Inclusion was a key area Dr Rasekoala highlighted as in need of work. Scientists and science communicators find it very difficult to engage beyond their comfort zones. “How can we build trust with the public when we only engage with those sections of the public that are already enrolled, that we are comfortable with? “You cannot tell me that I am included. I have to tell you that I am included.” In her eyes, we need to have the humility as a field to reflect on that together with those audiences that are currently excluded.

To make this happen, the policy dimension is critical. “Public trust can no longer be considered as a ‘nice to have’, but should be a sustainable outcome of our work.” This requires us to transform our approaches, mindset and motivations: “The real prize will only be achieved when we considerably and intentionally move from a crisis-driven approach to enhancing public trust to a fully embedded framework, through transformational and reflective practices.”

Transformation and reflection

Responding to this clear call to action, Tessa Roedema of VU Amsterdam drew on her research as part of the RETHINK project to provide insight as to how science communicators can implement reflective practice: “Find that common ground in order to become that critical friend, and don’t try to engage yourself in a conflict of discussing facts. Look for common ground, and take that as an entry point in a conversation. But that only happens when you reflect on what your value is.”

Another perspective came from Joseph Roche of Trinity College Dublin, Ireland, whose project GlobalSCAPE questions the role of science communication from an international angle and uses novel tools with its participants. “The way we are using reflective practice as a method is rather than doing a survey, we ask people to keep a reflective journal, a diary. That can be beneficial for individuals, but we are interested to see what happens when you compare that across countries, regions, and see how that changes over time.”

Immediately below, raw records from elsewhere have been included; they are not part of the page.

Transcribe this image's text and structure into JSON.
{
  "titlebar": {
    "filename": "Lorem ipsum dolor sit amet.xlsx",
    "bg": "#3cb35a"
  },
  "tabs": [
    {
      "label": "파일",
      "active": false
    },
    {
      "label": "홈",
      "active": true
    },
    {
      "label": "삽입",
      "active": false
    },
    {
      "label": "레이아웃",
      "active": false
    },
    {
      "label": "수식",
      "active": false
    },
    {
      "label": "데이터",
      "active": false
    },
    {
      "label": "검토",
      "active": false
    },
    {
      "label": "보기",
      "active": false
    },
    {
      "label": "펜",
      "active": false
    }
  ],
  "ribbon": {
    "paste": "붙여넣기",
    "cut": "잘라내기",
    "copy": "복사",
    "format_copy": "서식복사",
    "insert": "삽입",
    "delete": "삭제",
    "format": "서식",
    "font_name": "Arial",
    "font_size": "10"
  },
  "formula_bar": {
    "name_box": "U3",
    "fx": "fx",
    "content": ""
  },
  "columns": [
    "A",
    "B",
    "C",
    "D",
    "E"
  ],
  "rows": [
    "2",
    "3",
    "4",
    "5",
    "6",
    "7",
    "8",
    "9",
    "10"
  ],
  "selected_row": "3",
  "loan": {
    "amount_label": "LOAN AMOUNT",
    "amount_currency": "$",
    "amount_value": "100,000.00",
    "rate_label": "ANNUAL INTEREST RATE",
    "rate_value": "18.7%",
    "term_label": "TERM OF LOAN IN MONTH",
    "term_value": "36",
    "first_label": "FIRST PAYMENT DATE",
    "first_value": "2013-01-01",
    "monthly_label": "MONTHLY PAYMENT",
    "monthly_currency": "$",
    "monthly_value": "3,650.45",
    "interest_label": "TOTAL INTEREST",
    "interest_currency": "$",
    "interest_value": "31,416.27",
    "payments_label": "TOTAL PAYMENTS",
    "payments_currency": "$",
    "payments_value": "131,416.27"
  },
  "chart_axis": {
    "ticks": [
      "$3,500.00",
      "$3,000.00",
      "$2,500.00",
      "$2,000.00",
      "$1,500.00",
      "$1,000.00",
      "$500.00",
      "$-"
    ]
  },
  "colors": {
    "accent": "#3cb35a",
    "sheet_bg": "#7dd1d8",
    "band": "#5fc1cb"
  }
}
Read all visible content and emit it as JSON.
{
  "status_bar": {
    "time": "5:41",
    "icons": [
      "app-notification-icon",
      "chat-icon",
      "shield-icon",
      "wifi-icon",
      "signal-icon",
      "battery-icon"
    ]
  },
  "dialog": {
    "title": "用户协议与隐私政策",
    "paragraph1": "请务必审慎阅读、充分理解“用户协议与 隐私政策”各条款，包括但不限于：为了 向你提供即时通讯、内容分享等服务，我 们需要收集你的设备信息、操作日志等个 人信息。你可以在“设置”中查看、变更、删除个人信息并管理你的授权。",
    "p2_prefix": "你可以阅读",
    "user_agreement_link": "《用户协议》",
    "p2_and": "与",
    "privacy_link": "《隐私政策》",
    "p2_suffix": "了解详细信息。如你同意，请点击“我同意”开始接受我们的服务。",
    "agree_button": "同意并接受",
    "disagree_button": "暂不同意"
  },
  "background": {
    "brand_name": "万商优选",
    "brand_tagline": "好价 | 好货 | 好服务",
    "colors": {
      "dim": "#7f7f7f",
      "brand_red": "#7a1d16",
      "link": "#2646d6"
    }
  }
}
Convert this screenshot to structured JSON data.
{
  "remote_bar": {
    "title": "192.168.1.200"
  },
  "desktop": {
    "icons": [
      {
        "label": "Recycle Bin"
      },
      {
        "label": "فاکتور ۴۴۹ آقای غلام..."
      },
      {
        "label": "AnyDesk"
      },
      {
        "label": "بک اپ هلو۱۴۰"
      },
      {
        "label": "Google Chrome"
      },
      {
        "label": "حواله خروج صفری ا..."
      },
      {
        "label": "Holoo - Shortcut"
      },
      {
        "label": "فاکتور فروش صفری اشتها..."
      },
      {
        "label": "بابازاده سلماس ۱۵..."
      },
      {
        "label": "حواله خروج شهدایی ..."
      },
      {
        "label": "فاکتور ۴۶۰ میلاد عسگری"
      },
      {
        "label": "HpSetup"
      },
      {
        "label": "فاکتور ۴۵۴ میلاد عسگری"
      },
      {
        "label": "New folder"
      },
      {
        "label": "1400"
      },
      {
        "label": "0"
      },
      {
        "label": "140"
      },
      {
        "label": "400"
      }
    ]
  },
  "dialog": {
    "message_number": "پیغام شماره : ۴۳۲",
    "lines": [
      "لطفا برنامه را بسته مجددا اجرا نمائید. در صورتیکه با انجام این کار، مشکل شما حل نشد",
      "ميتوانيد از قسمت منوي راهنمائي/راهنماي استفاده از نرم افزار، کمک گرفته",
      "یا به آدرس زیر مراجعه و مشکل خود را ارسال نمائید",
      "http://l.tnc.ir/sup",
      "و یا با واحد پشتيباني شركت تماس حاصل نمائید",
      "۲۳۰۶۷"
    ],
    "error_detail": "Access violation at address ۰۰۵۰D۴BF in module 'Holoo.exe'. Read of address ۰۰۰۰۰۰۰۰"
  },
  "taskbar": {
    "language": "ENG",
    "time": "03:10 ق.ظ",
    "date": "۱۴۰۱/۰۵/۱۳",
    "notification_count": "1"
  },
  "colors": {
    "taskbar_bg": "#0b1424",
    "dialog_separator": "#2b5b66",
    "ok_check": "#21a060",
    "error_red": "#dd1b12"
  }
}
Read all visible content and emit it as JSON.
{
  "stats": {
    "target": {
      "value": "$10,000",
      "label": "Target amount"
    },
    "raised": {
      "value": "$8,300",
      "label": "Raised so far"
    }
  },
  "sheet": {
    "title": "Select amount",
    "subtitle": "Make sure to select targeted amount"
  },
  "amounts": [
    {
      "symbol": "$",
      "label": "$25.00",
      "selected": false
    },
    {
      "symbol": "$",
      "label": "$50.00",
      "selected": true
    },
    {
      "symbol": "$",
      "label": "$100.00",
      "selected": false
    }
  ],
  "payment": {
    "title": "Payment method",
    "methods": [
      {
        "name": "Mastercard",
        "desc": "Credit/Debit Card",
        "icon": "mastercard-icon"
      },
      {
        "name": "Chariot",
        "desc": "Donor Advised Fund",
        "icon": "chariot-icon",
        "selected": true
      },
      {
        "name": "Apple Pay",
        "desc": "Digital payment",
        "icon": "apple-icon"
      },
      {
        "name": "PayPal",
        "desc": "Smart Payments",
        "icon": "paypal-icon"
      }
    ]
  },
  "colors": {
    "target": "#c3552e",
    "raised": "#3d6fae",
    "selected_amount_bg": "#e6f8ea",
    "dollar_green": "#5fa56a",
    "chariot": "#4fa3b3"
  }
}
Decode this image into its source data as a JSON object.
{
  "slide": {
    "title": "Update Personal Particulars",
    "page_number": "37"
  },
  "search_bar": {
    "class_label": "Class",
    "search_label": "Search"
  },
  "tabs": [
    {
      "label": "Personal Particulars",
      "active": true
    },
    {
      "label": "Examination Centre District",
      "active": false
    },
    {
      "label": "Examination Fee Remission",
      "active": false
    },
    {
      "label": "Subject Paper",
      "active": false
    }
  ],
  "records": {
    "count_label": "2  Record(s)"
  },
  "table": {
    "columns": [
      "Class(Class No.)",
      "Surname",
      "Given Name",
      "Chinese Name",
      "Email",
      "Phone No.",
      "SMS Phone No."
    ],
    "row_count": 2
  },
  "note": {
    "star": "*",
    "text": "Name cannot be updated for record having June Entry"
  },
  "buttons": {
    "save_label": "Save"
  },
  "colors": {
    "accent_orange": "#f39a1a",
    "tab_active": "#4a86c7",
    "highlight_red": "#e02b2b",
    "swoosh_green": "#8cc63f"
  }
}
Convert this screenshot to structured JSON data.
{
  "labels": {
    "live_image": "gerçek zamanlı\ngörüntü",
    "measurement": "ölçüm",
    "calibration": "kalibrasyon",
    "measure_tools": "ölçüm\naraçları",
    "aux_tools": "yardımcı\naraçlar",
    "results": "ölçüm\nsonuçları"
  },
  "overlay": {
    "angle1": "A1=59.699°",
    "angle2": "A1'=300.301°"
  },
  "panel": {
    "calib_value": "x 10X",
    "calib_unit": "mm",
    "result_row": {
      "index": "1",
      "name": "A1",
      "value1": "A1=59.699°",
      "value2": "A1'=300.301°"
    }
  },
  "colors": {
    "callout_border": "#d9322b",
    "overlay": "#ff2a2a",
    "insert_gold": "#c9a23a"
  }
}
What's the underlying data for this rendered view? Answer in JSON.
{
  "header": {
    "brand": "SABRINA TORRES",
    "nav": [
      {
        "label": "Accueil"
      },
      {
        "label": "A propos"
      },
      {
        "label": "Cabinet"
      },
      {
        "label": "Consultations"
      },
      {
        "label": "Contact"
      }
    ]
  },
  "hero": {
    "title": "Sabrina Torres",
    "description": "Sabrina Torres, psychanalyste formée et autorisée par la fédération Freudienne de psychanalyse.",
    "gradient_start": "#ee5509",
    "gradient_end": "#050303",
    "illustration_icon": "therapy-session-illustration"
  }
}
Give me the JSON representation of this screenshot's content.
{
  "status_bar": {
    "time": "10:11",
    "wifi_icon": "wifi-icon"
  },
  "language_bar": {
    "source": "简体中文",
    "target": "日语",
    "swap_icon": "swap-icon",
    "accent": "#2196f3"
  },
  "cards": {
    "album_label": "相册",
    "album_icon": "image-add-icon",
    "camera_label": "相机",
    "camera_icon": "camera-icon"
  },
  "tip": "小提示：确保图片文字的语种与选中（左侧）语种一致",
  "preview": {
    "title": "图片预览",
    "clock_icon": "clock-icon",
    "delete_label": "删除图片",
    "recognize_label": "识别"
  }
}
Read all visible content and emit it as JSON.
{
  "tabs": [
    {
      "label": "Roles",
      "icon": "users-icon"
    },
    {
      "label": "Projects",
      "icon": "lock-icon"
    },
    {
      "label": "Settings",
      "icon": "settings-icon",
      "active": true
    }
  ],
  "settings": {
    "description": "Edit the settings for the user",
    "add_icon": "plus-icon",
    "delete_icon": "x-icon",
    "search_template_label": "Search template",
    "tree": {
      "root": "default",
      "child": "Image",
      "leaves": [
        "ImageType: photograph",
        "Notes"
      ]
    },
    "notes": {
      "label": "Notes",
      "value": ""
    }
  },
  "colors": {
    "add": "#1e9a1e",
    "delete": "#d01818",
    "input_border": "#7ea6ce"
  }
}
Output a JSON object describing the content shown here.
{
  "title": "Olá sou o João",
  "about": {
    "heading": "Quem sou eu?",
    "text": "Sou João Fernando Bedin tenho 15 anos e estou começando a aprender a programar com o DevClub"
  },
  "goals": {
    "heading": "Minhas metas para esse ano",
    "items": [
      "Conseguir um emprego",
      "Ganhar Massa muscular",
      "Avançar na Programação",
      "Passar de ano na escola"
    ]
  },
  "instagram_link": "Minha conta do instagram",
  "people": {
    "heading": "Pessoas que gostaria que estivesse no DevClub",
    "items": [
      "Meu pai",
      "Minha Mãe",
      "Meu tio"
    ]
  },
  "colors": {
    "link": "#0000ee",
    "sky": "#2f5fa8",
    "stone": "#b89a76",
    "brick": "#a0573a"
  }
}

Elisabetta Tola of Formicablu, Italy, felt strongly that most science journalists tend to try too hard to be ambassadors of science rather than critical friends. “Often science journalism feels left out, that their work does not relate to political or economic interests: they tend to focus more on the science.” But this she sees as a weakness. “Society is composed of all of these. We need to have all of these approaches.”

As a network of science engagement institutions, Ecsite has a role to play in how this transformation can be embedded at institutional level. Executive Director Catherine Franche highlighted the strengths of science centres and museums as professional, locally rooted, reliable institutions with a convening power to bring stakeholders together: “People don’t necessarily mistrust science, but the system of science. Who does the research? What are the interests behind it? In other words, we’re talking about power.”

What role for policy?

Pamela Bartar of ZSI, Austria, introduced the policy briefs of the RETHINK and TRESCA projects which open up mechanisms and dialogue with key policy stakeholders to bring about systemic change.

Birte Fähnrich of the German Federal Ministry of Education and Research welcomed the policy briefs. “They are useful to get new insights and ideas for policy making, or for countries who are already a bit further in the development, to confirm that politics are on the right track.” She highlighted a number of recommendations in particular, including the importance of supporting the development of science communication competences and research, as well as networking and coordination.

The TRESCA project highlighted how policy can shape the type of science communication practice that is carried out in Europe, as Gabor Szüdi of ZSI explained: “One of the most important recommendations in this policy brief was about the trend of using more and more visual and digitalised solutions that make it more possible to create easily accessible science communication content and involving the public.”

Peter Hylgard of the Danish Board of Technology underlined that the policy briefs took a holistic approach: “When we talk about the relation between science and policy makers, we often talk about how science can put the knowledge into policy, and the policy makers can act. In RETHINK, we zoomed out.” The result is a set of overarching policy recommendations that can be implemented across sectors.